====== RECORDS FOR PROCESSING

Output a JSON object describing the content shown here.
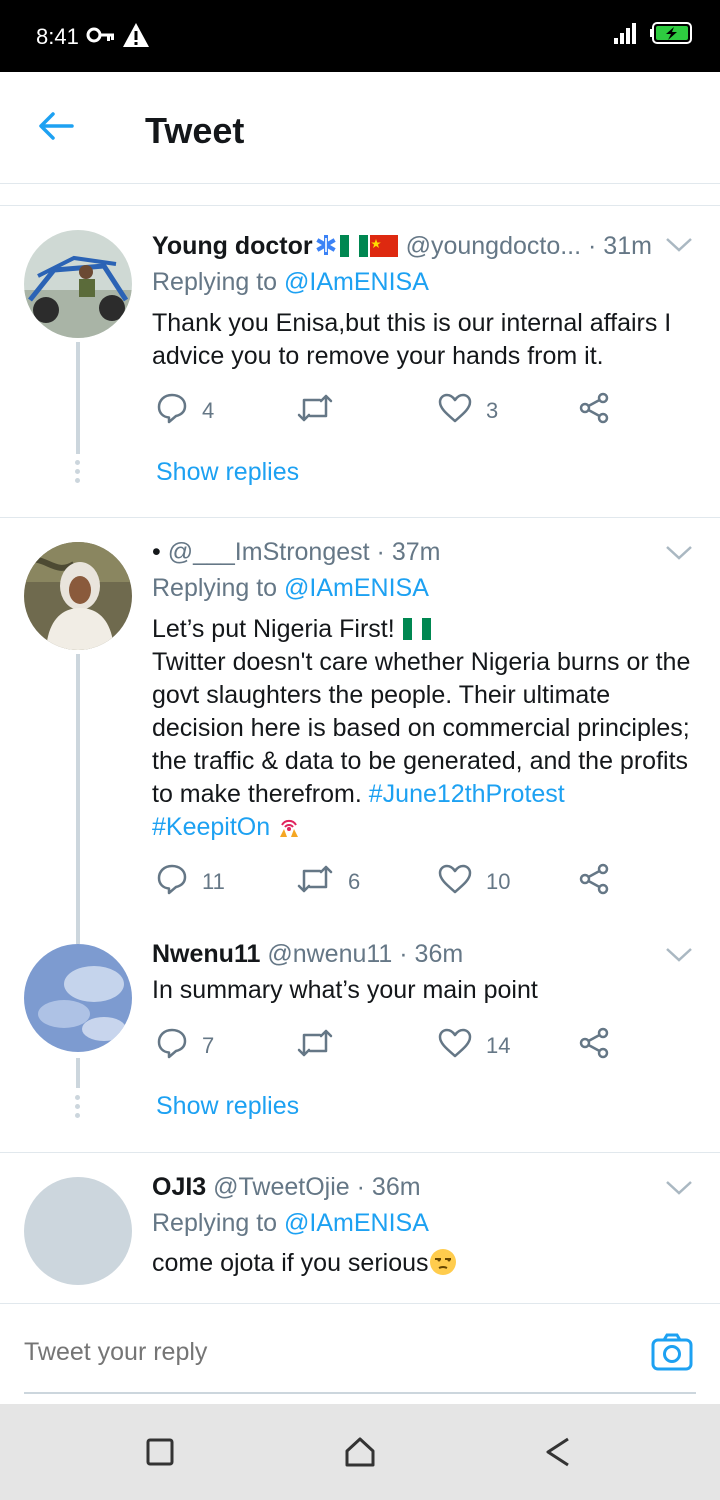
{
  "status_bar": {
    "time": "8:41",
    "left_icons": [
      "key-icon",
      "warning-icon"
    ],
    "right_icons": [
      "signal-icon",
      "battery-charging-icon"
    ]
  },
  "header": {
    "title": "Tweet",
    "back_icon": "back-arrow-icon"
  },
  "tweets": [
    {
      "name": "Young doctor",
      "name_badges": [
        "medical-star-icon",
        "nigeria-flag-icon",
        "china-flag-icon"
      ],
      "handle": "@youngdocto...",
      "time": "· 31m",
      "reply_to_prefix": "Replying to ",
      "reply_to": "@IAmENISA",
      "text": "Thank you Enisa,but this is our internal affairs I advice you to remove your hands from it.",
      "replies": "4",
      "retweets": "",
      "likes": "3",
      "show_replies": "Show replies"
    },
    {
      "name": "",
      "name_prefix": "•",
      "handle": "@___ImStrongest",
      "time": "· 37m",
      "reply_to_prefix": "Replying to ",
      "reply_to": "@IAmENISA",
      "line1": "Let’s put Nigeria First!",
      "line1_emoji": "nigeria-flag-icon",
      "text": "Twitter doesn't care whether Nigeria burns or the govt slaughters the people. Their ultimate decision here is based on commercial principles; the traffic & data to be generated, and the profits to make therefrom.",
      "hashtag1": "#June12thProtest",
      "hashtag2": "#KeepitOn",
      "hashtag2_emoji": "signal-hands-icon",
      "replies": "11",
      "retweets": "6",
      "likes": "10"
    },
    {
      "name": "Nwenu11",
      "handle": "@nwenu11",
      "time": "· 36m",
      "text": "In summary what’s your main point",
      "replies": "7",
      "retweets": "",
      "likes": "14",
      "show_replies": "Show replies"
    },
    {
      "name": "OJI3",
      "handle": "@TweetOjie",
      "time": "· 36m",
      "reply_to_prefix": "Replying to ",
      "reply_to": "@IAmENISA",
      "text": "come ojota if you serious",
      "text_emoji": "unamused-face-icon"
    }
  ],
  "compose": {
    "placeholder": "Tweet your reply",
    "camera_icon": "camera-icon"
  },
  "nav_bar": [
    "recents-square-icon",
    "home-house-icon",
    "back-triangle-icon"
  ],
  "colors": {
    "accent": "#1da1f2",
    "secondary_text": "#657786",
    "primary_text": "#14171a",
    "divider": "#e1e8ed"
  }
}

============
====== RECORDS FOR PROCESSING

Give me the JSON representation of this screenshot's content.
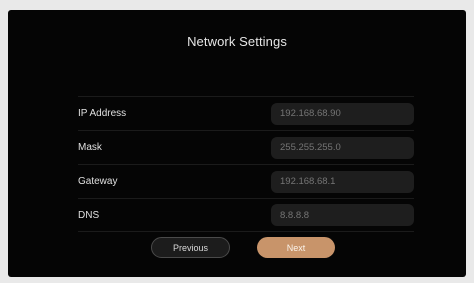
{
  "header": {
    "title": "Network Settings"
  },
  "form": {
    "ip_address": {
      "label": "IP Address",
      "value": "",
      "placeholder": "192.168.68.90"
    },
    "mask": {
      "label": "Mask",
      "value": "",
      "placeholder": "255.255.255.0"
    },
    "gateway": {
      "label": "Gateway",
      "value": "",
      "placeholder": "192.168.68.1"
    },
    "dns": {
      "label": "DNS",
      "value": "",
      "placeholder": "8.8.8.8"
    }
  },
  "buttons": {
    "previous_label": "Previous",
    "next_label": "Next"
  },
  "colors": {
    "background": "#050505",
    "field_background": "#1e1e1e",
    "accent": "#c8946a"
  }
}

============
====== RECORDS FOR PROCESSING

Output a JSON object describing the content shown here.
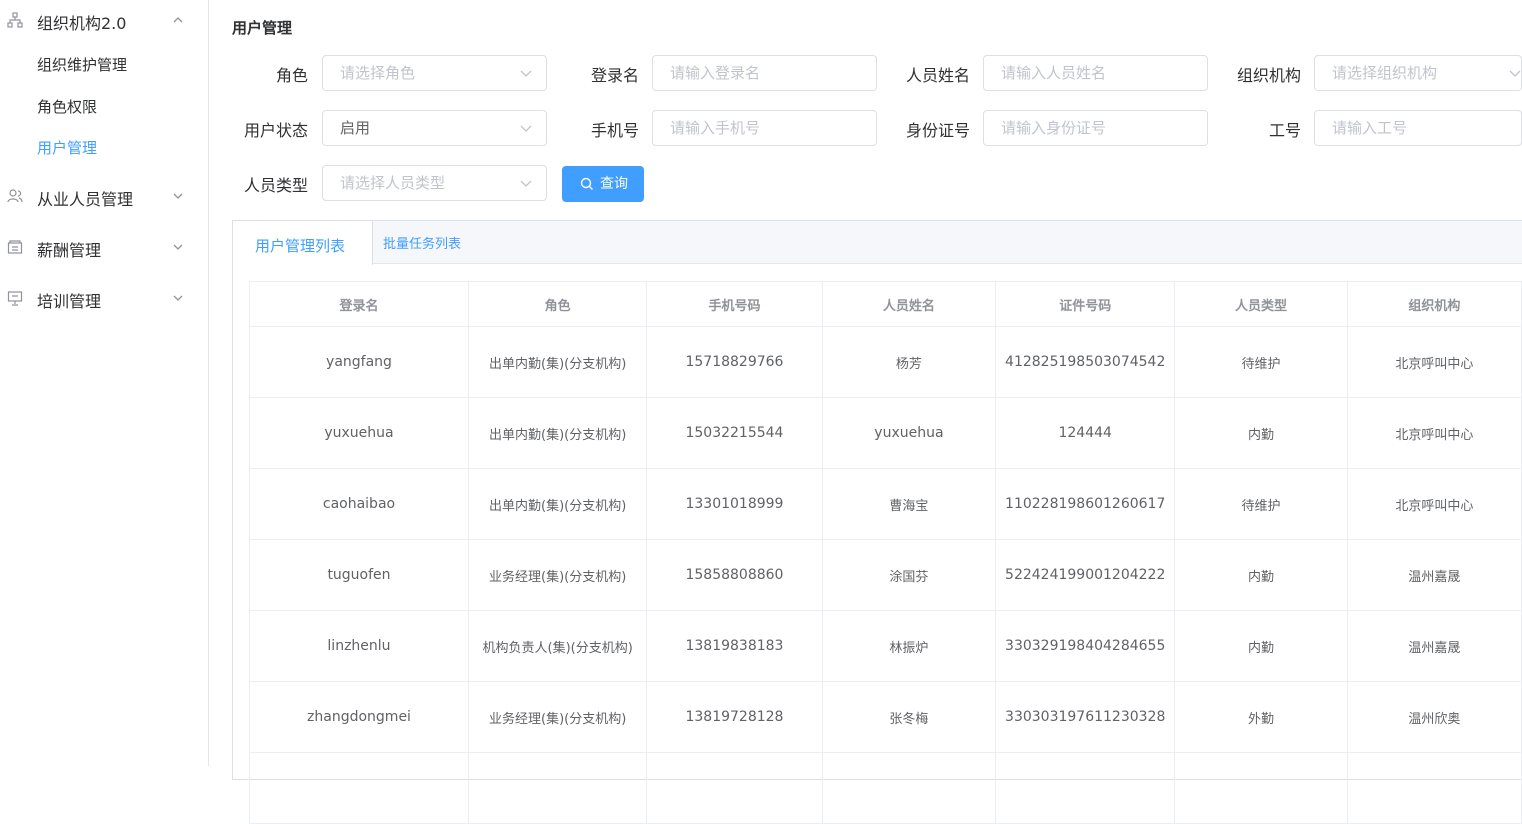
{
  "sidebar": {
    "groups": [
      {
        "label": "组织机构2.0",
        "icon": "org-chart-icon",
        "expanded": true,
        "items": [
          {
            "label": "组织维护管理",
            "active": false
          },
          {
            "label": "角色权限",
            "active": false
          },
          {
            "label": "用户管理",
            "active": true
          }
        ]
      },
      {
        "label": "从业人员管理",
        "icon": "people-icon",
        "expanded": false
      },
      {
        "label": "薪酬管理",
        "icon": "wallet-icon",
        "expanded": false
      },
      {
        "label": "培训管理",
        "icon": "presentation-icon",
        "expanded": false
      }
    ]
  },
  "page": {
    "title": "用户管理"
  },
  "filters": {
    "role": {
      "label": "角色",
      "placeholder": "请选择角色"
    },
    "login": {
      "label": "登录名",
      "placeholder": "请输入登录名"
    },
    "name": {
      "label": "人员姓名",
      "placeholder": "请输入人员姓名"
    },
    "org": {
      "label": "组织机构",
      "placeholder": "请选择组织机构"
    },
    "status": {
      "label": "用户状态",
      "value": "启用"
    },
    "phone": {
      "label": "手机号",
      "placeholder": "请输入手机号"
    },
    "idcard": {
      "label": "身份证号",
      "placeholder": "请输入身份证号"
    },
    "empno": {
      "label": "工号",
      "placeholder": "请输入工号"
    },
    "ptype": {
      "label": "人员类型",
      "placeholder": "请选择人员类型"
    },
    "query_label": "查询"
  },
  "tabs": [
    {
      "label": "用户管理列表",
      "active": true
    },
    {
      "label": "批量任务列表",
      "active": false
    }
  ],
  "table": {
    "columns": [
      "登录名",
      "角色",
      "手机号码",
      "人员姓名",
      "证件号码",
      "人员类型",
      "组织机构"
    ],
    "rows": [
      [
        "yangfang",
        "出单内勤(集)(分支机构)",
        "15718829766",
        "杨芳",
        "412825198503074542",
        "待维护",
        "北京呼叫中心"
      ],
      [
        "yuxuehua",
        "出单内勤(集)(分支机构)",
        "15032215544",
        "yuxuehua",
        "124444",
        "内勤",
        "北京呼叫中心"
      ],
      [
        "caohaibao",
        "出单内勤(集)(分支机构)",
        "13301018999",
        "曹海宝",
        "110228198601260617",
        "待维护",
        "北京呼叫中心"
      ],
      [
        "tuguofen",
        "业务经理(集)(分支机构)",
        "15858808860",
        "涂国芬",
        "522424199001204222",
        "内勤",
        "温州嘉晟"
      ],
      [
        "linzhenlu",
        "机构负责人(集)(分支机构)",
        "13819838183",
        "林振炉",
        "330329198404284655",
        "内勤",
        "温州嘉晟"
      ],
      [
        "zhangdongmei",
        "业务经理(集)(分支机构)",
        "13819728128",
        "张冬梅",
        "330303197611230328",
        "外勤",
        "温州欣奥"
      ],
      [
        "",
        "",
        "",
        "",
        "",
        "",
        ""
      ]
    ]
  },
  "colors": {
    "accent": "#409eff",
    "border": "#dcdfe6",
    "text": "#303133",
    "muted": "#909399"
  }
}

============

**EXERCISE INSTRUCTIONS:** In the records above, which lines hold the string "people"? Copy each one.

**WRITTEN ANSWER:**
      "text": "Twitter doesn't care whether Nigeria burns or the govt slaughters the people. Their ultimate decision here is based on commercial principles; the traffic & data to be generated, and the profits to make therefrom.",
        "icon": "people-icon",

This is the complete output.